How many of the lines below contain "concepts"? Answer with that number alone.

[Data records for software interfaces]
◇ ◇ ◇ ◇ ◇ ◇ ◇

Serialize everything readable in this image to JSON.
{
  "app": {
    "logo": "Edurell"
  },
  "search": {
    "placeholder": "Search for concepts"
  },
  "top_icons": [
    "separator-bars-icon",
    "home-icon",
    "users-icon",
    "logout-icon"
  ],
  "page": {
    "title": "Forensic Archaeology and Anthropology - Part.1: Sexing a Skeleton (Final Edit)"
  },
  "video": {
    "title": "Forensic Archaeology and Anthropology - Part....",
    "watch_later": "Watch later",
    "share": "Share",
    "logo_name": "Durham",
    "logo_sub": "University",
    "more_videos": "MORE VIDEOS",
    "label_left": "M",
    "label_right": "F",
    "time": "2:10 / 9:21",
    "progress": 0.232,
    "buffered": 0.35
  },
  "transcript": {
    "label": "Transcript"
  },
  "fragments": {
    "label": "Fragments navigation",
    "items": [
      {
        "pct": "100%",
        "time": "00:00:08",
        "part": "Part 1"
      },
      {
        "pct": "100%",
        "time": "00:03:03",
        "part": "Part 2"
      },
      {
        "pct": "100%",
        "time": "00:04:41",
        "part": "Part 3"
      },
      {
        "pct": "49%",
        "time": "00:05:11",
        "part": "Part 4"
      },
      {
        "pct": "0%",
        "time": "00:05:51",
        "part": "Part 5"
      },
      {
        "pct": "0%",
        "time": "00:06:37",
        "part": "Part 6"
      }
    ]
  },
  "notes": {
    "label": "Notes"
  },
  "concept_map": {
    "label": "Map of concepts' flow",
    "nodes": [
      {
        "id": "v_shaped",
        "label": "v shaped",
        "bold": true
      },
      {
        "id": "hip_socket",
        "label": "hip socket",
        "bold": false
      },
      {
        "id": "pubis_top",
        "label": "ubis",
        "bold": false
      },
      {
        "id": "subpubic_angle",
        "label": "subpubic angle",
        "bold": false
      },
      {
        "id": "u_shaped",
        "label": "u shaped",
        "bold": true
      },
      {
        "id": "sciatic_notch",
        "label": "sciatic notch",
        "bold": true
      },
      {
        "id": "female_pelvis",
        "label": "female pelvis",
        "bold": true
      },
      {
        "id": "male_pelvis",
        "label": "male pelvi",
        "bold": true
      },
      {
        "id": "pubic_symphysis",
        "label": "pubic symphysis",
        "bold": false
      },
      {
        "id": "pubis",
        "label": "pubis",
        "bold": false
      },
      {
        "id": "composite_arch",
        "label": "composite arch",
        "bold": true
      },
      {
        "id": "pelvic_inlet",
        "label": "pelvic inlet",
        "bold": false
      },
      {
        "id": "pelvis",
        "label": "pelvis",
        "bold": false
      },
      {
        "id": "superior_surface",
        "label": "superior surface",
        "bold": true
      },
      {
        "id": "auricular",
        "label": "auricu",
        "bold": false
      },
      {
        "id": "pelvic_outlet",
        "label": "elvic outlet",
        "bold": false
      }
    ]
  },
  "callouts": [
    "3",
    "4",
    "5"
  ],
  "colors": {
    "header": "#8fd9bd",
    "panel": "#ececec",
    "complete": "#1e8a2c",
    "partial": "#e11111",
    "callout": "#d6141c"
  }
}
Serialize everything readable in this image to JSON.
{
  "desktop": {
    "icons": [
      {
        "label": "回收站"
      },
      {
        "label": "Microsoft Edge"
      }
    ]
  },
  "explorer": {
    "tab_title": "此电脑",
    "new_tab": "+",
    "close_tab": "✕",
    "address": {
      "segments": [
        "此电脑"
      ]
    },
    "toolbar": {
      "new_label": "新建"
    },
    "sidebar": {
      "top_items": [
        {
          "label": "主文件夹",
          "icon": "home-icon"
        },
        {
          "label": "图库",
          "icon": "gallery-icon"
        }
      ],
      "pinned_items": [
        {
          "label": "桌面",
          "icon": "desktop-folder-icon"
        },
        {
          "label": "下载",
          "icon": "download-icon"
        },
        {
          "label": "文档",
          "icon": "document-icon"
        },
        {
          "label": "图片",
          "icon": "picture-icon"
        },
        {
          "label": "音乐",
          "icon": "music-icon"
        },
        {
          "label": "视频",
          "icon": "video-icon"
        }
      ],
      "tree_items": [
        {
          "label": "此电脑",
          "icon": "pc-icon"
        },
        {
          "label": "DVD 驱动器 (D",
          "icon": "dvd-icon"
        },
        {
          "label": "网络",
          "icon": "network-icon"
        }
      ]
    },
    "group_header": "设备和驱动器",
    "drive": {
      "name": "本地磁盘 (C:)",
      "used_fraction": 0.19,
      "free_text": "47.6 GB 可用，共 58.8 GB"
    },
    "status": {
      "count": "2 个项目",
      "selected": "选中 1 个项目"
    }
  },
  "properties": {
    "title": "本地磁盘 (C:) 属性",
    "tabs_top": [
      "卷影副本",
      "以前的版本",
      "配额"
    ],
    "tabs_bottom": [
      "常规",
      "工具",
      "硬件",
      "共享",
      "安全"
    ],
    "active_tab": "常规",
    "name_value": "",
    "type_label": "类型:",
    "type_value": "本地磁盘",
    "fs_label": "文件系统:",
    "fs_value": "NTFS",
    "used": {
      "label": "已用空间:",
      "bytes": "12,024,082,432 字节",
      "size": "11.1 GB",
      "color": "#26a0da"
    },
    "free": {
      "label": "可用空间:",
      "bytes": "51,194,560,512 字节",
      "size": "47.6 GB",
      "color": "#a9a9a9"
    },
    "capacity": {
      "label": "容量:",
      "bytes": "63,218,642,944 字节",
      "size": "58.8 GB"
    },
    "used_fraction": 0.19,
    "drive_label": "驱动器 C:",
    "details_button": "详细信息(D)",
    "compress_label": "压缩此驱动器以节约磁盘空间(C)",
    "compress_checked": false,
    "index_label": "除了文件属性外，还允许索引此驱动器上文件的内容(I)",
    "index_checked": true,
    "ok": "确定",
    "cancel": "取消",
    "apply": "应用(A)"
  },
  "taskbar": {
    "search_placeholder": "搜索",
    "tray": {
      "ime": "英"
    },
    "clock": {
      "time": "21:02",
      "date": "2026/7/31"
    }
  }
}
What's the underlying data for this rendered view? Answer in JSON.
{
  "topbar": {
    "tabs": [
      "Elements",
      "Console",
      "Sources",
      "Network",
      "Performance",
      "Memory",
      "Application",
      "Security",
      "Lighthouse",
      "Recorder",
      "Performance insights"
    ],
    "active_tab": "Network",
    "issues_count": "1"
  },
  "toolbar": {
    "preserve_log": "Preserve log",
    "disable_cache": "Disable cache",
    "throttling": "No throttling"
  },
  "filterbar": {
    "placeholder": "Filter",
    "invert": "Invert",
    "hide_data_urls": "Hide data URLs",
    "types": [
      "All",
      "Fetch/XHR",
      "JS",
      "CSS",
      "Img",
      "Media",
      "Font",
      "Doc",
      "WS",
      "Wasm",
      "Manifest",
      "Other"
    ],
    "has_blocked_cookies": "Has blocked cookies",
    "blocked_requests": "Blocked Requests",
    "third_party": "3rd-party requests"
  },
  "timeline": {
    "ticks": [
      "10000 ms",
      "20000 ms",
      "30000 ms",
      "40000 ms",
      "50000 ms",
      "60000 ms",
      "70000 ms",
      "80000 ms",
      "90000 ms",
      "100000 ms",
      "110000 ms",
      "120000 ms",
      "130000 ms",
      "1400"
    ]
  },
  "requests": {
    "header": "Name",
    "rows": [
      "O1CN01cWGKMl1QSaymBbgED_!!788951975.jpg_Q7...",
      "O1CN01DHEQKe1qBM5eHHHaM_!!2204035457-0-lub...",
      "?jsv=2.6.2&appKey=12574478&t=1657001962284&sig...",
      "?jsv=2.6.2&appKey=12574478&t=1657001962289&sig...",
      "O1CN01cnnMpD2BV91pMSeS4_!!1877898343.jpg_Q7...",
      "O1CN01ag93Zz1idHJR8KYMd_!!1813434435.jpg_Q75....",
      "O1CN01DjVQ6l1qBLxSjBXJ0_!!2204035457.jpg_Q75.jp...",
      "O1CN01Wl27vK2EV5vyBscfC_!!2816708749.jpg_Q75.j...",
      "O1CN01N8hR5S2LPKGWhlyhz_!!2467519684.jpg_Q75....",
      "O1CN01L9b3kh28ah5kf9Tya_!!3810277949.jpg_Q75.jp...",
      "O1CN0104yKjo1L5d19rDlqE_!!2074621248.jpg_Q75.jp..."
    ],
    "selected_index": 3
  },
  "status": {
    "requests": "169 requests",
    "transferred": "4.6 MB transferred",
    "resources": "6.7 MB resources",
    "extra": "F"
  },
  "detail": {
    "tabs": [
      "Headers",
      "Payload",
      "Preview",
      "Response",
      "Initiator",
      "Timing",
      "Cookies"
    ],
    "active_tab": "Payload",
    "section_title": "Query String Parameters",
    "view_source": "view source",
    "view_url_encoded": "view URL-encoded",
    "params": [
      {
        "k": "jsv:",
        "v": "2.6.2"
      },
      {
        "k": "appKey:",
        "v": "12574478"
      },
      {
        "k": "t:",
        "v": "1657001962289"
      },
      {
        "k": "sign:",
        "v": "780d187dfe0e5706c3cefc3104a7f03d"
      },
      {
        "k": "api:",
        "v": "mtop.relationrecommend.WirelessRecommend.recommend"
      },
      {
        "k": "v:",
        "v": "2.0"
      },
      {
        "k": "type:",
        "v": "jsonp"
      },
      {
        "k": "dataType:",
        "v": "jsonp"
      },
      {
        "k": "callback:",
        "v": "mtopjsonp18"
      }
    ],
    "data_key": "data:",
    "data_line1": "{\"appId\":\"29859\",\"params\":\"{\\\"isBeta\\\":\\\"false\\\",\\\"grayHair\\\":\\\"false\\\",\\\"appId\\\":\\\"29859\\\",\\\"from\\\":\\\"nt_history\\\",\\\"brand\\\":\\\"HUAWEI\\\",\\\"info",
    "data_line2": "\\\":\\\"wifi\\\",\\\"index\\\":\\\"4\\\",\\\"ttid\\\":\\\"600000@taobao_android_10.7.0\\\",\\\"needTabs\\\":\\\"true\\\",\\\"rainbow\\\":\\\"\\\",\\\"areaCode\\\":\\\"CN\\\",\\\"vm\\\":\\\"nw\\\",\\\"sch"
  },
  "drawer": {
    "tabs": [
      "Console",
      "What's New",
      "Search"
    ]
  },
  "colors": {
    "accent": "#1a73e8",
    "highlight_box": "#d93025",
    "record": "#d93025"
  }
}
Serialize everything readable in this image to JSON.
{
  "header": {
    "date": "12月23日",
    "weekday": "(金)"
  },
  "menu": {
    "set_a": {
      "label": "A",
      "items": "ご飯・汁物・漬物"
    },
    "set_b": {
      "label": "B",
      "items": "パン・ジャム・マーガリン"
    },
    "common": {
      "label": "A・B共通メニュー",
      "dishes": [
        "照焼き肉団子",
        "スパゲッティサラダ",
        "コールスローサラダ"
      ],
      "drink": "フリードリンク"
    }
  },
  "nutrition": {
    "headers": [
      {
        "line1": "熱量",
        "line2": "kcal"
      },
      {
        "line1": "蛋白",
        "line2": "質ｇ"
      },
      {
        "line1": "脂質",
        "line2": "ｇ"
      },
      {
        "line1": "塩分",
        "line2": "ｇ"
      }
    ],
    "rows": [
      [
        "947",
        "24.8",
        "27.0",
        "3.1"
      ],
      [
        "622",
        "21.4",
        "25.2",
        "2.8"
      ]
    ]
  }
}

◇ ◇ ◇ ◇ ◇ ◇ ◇

OUTPUT FOR THIS EXERCISE
2